NEW YORK (AP) - A New York jury has awarded $30,000 in punitive damages to a black woman who sued her black ex-boss after he unleashed an N-word tirade at her last year.
Brandi Johnson said she was happy after the Manhattan federal jury concluded Tuesday that Rob Carmona must pay $25,000 and his organization Strive East Harlem must pay another $5,000.
Those awards are in addition to $250,000 in compensatory damages that the jury awarded Johnson last week. Carmona wiped his eyes with a towel and appeared emotional as he testified Tuesday. He said he learned his lesson that he must communicate differently than in the past.
Johnson's defense attorney accused him of crying "ghost tears" and urged jurors to award additional damages to show him that "calling somebody the N-word is a very serious thing."
LANSING, Mich. (AP) - Michigan lawmakers have given final approval to legislation to make more low-income adults eligible for health insurance through the federal health care law.
The Medicaid expansion bill approved 75-32 Tuesday by the Republican-led House now heads to Republican Gov. Rick Snyder, who plans to sign it.
The newly eligible recipients would be covered starting in March instead of January because Senate Republicans refused to put the measure into effect immediately.
Medicaid expansion is part of a strategy to ensure nearly all Americans have health insurance under the 2010 Affordable Care Act. It was designed to cover the neediest uninsured people but became optional for states because of a Supreme Court decision.
Michigan's plan includes GOP provisions requiring federal approval. Snyder says he has received "positive feedback" from the Obama administration.
AUSTIN, Texas (AP) - The Texas National Guard is refusing to process requests from same-sex couples for benefits, and Mississippi won't issue applications from state-owned offices, because of the states' gay-marriage bans.
Tuesday is the first working day that gays in the military may apply for benefits after the Pentagon announced it would recognize same-sex marriages.
In Texas, gay and lesbian couples are being told to go to federal military bases to get ID cards and apply for health coverage. Mississippi officials say same-sex couples can apply on federally owned National Guard bases, but not on state property.
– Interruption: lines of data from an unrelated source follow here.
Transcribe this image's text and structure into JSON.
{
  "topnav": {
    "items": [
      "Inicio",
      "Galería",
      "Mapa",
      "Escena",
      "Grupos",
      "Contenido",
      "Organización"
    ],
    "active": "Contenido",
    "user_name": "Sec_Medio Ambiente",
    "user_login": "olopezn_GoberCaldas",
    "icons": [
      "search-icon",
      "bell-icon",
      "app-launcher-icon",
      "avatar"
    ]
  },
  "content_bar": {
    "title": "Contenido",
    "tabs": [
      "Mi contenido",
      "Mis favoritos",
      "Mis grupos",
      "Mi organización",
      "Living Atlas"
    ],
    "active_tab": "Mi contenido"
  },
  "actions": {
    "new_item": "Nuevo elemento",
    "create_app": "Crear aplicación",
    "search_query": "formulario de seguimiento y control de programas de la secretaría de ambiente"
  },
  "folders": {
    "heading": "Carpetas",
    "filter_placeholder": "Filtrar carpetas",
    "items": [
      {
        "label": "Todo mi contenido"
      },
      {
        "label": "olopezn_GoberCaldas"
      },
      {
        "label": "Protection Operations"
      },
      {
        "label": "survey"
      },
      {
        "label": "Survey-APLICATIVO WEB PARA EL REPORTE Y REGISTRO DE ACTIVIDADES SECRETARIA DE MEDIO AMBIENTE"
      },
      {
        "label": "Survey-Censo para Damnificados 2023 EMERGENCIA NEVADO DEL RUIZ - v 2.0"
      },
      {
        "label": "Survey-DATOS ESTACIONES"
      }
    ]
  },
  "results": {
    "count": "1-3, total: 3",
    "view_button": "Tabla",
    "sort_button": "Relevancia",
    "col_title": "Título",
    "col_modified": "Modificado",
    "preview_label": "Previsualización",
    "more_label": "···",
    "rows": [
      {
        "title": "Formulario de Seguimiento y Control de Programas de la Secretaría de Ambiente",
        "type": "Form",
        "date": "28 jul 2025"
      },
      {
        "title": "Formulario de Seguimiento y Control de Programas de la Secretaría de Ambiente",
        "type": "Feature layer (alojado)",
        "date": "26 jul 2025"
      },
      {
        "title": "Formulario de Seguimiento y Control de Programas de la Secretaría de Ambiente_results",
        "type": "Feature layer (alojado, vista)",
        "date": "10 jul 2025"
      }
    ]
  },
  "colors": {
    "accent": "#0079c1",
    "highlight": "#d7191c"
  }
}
Both states cited their bans on gay marriage. But numerous other states that also ban gay marriage are following the Pentagon's directive.
Texas Gov. Rick Perry says the National Guard must follow the state's constitutional ban.